Global Coronavirus Watch: Time for a re-think on inflation?
We think that recent inflation surprises are not evidence of a regime shift in price-setting behaviour. But the path for inflation over the next few months is highly uncertain and depends on several difficult-to-predict factors, ensuring that every development will be intensely scrutinised.
Surging demand for goods along with major supply chain issues are likely to lead to further goods price rises even as spending patterns begin to shift back to pre-crisis norms. It will probably take several more months for freight bottlenecks and semiconductor shortages to be resolved.
But the extent to which, for instance, US durable goods prices have deviated from their longer-run trend does suggest that as we move into 2022 the goods sector may start to be disinflationary.

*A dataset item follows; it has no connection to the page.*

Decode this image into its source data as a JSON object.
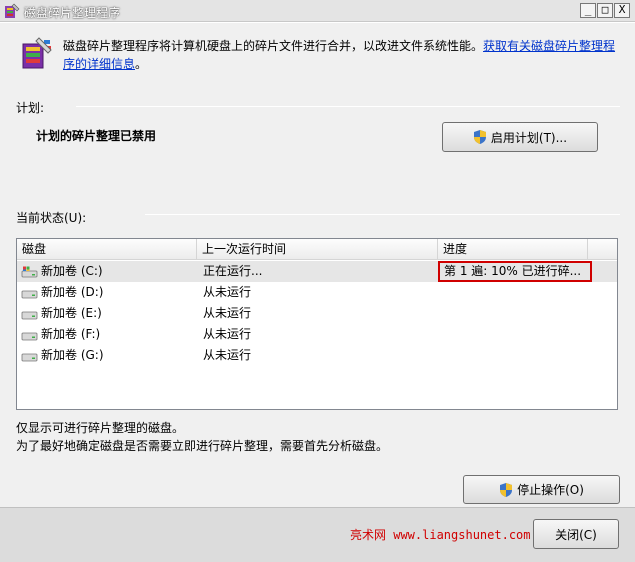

Another potentially major upward force globally is likely to be higher services inflation. For now, it seems that firms are returning prices to their pre-pandemic trend path, rather than pushing them on to a new higher trajectory. But services firms may view reopening as a timely opportunity to raise prices leading to a larger-than-normal clumping of price hikes.
Why an ageing population doesn’t mean soaring inflation
What’s the future for inflation? Joachim Nagel, the new president of Germany's central bank, believes the rapidly ageing global population will play a key role – ramping up pressure on prices in the medium term. While we agree slowing labour supply will stifle output growth, in his recent discussion Nagel failed to fully consider the demand side of the argument.Find Out More
Surging global food prices could drive eurozone core inflation higher
Along with energy prices, global food prices have emerged as a key driver of the eurozone's current inflationary surge. Like other advanced economies, eurozone countries tend to be less exposed to global food price fluctuations. But if persistent and combined with strong demand, high food prices could result in a higher pass-through to core inflation.Find Out More